What is her answer to that? “Policy matters,” she said.

New Mexico Gov. Susana Martinez in 2013 accepted the Medicaid expansion and the result of that is that the state has climbed in the rankings on health: 37th overall, less than half the number of uninsured children in 2015 compared with 2010, half the number of teens who abuse alcohol or drugs in that same period, and slightly fewer child and teen deaths.

“We’re focusing on telling stories about the good things happening, and also talking from a solutions-based perspective,” she said.

She said that in the past five years, 4,000 more children have gotten access to New Mexico PreK, and 4,000 more families have been served by home visiting programs, which support new parents, lead to more well-child visits and have shown the highest return on investment according the the Legislative Finance Committee.

With a ranking of 49, there is a huge need for solutions.

James Jimenez, director of NM Voices for Children, and Wallin said the numbers are just the start of the conversation. They brought the Kids Count Conference to southern New Mexico for the first time at the invitation of Ngage New Mexico, a local education nonprofit, because they have been wanting to get closer to communities across the state.

Getting people involved at the local level is how to incorporate cultural values and customize solutions to tackle the grim indicators Kids Count tracks, Jimenez said. NM Voices’ next step is to do some of what Doña Ana County is doing, he said, “talking to the people in our communities. We know what the solutions are.”

Also at the conference were elected leaders from southern New Mexico, including Las Cruces City Councilors Kasandra Gandara and Gill Sorg, County Commissioner Billy Garrett, state Reps. Nathan Small, Doreen Gallegos and Joanne Ferrary, and Sen. Bill Soules. Several spoke on a panel about early childhood issues.

“We need to keep the eye on the ball,” said Sorg. “And in this case the ball is poverty. And the way to fix that is education, education and more education.”

Lori Martinez, deputy director of Ngage NM, who moderated the discussion, urged residents to reach out to their representatives, to talk to them about what they think New Mexico needs to do to improve the lives of children in the state.

“We want you to engage with your elected officials.
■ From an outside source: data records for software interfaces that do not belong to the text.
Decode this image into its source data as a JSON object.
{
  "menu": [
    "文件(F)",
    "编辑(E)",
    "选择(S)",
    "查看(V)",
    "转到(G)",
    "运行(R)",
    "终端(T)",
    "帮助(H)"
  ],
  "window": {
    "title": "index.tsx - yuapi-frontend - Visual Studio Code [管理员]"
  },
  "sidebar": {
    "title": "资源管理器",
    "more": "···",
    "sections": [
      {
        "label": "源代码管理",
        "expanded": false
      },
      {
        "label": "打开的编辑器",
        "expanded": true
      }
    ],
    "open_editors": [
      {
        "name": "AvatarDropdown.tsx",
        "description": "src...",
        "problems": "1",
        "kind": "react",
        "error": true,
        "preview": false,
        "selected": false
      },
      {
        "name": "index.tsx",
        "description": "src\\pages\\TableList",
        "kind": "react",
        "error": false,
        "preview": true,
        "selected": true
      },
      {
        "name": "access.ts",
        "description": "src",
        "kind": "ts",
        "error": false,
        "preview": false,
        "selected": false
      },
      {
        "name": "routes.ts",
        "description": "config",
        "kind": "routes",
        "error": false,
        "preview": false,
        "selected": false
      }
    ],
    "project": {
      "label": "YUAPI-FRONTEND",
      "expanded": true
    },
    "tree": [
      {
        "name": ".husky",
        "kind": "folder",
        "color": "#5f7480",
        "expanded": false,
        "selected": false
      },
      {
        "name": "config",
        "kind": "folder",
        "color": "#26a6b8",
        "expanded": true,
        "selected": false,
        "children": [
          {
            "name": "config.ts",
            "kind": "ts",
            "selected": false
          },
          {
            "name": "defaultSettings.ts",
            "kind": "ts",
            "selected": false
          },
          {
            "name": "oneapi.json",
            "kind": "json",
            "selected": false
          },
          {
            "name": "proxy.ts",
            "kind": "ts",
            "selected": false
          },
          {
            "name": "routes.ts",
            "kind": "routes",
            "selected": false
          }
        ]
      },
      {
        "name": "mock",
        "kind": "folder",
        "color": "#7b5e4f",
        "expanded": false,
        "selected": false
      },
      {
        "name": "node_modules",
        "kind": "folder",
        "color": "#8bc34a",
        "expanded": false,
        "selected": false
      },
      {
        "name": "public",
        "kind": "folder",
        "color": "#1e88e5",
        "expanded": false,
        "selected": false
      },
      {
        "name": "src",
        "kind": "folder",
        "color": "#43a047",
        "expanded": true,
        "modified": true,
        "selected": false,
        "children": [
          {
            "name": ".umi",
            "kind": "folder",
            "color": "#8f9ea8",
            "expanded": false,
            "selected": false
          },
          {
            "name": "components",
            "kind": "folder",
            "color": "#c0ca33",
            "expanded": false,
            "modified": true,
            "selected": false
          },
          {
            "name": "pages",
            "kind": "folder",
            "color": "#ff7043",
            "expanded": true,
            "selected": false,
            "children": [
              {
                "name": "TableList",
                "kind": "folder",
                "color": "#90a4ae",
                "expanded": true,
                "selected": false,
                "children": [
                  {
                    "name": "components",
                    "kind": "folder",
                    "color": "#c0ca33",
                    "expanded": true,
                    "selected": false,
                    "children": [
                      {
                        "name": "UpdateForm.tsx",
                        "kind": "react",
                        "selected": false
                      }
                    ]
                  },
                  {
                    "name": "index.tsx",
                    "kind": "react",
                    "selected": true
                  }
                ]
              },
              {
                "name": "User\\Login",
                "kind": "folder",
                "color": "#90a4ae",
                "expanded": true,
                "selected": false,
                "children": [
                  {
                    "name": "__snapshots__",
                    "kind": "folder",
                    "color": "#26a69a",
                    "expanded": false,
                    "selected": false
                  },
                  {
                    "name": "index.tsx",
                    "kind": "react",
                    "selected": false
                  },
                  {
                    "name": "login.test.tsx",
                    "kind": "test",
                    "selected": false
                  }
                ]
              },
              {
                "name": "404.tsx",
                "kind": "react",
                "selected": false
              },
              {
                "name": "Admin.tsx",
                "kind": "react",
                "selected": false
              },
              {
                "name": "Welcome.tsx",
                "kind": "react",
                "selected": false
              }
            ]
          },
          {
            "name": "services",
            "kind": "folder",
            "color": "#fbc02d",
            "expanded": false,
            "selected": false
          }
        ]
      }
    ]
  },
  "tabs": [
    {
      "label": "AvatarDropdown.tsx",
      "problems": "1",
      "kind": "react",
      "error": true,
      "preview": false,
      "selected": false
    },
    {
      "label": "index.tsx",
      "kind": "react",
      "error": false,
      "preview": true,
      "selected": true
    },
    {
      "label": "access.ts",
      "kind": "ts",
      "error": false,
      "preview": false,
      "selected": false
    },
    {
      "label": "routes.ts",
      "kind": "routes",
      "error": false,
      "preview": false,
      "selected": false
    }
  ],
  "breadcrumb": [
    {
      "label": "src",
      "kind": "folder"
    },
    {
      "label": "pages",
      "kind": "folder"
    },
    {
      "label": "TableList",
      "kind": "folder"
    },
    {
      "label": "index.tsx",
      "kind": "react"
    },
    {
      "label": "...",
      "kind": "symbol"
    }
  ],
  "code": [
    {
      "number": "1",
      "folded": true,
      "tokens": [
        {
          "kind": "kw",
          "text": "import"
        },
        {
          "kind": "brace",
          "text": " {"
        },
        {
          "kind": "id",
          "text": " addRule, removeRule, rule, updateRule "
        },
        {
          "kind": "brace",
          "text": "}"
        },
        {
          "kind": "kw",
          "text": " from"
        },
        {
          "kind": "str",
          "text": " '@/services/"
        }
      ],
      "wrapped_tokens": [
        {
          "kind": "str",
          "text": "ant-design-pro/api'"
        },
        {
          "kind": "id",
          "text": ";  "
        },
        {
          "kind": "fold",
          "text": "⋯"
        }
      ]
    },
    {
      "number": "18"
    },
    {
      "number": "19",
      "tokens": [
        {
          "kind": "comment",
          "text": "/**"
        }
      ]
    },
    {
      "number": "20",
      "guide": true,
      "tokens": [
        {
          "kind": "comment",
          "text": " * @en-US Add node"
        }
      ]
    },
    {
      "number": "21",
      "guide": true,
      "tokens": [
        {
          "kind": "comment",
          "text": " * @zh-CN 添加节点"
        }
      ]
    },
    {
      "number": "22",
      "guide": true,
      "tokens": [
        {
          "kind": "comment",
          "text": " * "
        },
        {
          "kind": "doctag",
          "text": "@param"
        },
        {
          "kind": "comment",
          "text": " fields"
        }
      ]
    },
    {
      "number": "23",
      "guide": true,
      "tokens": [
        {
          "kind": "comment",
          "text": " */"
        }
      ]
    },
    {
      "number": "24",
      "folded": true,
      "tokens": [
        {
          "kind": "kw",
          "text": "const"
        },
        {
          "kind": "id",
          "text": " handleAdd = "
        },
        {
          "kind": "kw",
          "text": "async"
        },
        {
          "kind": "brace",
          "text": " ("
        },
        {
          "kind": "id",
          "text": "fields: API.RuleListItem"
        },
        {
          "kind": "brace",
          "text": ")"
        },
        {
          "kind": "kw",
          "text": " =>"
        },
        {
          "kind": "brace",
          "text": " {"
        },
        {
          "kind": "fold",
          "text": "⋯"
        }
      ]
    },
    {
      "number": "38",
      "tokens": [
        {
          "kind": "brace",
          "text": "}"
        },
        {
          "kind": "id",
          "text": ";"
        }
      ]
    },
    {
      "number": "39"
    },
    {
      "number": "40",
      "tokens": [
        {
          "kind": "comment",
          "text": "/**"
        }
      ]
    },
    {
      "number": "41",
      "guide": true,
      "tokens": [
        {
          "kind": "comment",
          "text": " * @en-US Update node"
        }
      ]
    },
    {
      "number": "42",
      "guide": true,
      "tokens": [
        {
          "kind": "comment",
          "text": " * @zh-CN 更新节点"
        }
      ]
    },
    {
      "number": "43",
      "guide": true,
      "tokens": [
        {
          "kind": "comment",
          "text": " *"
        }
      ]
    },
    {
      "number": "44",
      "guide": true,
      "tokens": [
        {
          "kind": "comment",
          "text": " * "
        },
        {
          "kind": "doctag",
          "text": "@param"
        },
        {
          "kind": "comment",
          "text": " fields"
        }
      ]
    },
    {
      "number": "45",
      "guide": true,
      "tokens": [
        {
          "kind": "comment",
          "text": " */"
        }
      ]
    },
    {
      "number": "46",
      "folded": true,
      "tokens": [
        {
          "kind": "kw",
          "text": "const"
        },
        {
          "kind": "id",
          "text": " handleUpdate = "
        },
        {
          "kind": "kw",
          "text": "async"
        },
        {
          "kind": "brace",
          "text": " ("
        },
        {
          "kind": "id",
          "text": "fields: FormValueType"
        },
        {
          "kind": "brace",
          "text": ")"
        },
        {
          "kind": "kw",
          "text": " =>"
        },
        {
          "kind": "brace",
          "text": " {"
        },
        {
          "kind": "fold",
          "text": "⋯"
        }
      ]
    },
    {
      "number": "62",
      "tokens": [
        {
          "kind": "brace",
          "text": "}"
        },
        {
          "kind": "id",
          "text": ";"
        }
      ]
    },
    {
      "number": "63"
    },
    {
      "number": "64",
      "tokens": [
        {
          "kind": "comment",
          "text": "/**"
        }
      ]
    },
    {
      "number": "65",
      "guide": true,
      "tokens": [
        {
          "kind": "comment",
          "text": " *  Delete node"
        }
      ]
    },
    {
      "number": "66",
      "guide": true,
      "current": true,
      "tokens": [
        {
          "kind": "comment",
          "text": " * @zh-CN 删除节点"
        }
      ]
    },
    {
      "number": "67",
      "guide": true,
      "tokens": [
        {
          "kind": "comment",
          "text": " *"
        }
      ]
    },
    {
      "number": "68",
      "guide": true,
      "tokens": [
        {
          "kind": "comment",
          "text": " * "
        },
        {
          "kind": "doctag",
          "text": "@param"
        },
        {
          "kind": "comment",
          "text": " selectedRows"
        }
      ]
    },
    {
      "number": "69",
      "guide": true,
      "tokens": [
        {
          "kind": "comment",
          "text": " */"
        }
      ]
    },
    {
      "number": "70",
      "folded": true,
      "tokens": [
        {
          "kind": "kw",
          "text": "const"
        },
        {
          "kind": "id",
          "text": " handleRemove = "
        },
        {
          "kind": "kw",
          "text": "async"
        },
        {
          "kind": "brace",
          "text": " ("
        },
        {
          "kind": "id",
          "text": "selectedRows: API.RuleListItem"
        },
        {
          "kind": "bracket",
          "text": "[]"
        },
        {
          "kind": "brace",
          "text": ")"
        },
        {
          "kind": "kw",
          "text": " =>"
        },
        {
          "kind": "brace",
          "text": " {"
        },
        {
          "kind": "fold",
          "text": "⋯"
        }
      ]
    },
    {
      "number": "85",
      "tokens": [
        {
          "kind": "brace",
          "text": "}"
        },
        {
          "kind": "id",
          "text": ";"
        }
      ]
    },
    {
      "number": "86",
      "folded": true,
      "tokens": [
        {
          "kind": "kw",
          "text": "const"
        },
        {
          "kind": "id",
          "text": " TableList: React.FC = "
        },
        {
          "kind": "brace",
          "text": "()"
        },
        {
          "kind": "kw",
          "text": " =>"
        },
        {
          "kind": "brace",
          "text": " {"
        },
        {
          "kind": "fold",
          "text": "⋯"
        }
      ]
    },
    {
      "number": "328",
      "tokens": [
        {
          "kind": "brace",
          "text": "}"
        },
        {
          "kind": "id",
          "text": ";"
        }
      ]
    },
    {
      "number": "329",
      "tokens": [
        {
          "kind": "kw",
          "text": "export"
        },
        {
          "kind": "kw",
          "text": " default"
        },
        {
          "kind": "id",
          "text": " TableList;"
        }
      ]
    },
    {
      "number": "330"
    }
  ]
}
That’s the point of this conference,” she said.

Copyright 2017, New Mexico In Depth (

Save the Date!

SNM KC conference logoWe’re partnering with Ngage New Mexico to present the inaugural Southern New Mexico KIDS COUNT Conference on Thursday, November 9, 2017, 8am-2pm, at the Las Cruces Convention Center, 680 E. University Ave., Las Cruces.

Among the speakers will be Nick Johnson, Senior Vice President, Center on Budget and Policy Priorities, who will speak about how the national landscape may impact New Mexico.

Get more info and register here.

Did you attend our 2017 KIDS COUNT Conference in Albuquerque?
Check out photos from that event on our Flickr page.